The 7 Mistakes I Made In My Consulting Business, and How to Avoid Them
Looking back on my consulting business, I’d give it a C+.
I made pretty good money, but there was a lot I could have done better.
When I mentioned this on Twitter, it led to a discussion of people asking me how I came to the grade. I said that the biggest mistake I made was that I had built a job for myself, not a business. It would take a lot more that 140 characters to explain what I meant so here goes.
The Definition of a Business
A business is a repeatable process that:
Creates and delivers something of value…
That other people want or need…
At a price they’re willing to pay…
In a way that satisfies the customer’s needs and expectations…
So that the business brings in sufficient profit to make it worthwhile for the owners to continue operation.
— Josh Kaufman, The Personal MBA
The problem with this definition?
You can also apply it to a job.
- Delivers something of value? Check. Otherwise, your boss would stop paying you.
- Something other people want or need? Check. Businesses need to delegate work to employees to scale.
- At a price they are willing to pay? Check. Your price being your salary in this case.
- Satisfies customer needs and expectations? Check for as long as your boss is happy with your performance.
- Profitable and worthwhile? Check so long as you are delivering value to your boss, and you are happy to keep the job.
The Mistakes I Made
When I said “I created a job for myself, not a business.” What I meant was that I was far off the mark from what I see as a perfect business. Here are the things I wish I could go back and change.
- The business didn’t have a name. I was “Concordant Solutions” if you ask the IRS, but all my writing was on my personal domain. Most people saw it as bringing in “Glenn”, not hiring Concordant.
- The business didn’t have good positioning. A good business solves a particular problem for a particular audience. Towards the end I started to narrow down on client types. Yet, I never defined the problem I solved better than “web development.”
- The business didn’t have any well defined offerings. Every bit of pricing I did was ad-hoc and custom. I didn’t have any pricing information published. I couldn’t describe what I could offer to clients at what price.
- The business had too few clients. I would work on 4–6 large engagements throughout the year, and never more than two at once. That meant a lack of control over my financial well being. I was too dependent on to few people.
- The business didn’t have any assets of value. When I shut down my business, that was it. There was nothing to sell. There was no reward for the past four years of work. I didn’t build anything.

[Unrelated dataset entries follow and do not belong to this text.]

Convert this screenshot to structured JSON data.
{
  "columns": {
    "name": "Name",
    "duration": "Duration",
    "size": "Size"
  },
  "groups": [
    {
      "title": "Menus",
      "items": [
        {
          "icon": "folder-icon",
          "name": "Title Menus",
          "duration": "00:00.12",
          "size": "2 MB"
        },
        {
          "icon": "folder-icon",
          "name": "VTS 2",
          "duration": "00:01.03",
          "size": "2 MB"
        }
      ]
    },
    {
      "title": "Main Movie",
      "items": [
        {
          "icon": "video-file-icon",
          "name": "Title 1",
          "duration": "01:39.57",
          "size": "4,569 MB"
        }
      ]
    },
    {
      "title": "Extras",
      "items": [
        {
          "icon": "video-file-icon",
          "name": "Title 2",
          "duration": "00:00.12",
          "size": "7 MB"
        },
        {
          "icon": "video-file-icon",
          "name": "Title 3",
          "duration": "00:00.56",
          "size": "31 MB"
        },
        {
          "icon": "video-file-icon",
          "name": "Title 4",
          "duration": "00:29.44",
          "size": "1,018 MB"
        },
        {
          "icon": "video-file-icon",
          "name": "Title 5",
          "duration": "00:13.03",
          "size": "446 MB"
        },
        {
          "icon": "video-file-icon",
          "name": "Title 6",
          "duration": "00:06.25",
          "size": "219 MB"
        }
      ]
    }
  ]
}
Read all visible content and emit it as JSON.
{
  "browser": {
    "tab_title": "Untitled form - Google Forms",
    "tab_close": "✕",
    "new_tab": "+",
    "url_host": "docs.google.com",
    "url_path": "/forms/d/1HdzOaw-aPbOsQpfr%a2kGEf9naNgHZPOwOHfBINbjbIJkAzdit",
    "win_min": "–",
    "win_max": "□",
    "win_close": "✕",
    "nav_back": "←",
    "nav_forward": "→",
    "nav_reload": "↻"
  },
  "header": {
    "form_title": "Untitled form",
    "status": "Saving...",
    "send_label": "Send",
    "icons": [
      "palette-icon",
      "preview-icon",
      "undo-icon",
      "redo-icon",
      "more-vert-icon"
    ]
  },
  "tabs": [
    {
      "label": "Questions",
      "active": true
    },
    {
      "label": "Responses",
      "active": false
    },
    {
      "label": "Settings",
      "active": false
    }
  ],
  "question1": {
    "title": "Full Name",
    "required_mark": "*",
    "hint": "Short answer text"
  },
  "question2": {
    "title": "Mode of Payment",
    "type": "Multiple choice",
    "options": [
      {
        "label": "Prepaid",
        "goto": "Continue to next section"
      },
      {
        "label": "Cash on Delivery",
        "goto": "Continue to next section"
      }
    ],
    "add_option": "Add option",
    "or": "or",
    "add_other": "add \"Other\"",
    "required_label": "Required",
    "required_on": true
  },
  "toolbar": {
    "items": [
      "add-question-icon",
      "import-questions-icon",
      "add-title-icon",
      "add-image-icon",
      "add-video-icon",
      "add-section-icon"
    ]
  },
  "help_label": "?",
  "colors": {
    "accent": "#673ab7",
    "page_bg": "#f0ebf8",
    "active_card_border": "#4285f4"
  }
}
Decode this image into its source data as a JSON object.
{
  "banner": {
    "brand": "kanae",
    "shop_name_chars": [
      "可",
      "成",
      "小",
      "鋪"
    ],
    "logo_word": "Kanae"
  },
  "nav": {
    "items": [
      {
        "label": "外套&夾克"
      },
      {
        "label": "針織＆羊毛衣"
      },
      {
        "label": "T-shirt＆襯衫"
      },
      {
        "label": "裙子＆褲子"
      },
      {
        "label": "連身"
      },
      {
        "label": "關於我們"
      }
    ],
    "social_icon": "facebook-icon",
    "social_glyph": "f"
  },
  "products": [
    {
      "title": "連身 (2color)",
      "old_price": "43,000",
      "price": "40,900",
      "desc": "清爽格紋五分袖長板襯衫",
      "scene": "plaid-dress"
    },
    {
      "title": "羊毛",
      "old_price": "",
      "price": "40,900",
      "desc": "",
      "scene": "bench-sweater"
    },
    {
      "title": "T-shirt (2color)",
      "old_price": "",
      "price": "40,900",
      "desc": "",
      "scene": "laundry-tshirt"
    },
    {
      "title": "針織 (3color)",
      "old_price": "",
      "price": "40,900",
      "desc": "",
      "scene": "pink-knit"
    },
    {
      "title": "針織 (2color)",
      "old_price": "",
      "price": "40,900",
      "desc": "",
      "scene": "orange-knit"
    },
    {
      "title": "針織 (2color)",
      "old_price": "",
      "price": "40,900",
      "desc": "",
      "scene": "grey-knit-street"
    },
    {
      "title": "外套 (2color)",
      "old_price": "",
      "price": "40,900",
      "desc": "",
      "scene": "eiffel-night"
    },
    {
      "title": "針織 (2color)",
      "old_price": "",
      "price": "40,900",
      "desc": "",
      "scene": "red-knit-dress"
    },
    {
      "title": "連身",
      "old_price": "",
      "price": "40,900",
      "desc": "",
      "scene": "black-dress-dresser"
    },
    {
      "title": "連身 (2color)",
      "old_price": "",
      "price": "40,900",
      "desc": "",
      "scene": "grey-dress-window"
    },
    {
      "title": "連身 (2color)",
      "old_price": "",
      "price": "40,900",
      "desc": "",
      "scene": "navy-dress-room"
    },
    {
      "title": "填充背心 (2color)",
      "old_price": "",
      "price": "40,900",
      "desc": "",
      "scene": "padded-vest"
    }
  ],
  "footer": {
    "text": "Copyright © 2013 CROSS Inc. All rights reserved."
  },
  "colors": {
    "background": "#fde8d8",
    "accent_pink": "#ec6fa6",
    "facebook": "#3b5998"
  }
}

- The business lacked leverage. Moving away from hourly billing helped me break the direct tie between time worked and revenue generated, but I could have done a lot more. I wrote Dependable, but for peers, not clients. It wasn’t a part of the business I could leverage further.
- The business didn’t run without me. I put myself as the focal point of the business. I had to be responsible for delivering all the value to clients. I did have a virtual assistant, but they’re job was to reduce my administrative workload.
What Does an A+ Business Look Like?
- It has a recognizable brand that relates to the problem the company solves.
- It knows who it serves and how it serves them. It also has a unique competitive advantage.
- It sells fixed price offerings at various price points with clearly defined deliverables.
- It has a diverse client base so that adding or removing a client doesn’t seriously move the needle.
- It builds and owns one or more salable, scalable, valuable assets.
- It work delivers high value without a high time commitment.
- It works on optimizing, automating, and delegating the delivery of value.
How to avoid the same mistake I made
I’ve put together a 28-question heuristic based on some of my observations. Heuristics should be living and personal. Feel free to add or remove questions to better suit your ideals and goals.
Here’s a link to download it. Block off an hour in your schedule. Go somewhere quiet. Ask yourselves these questions. Make it a habit every quarter. That’s the kind of strategic thinking that will help you move your business forward. Then you can build something that suits you. Plus then you’ll get #18 right.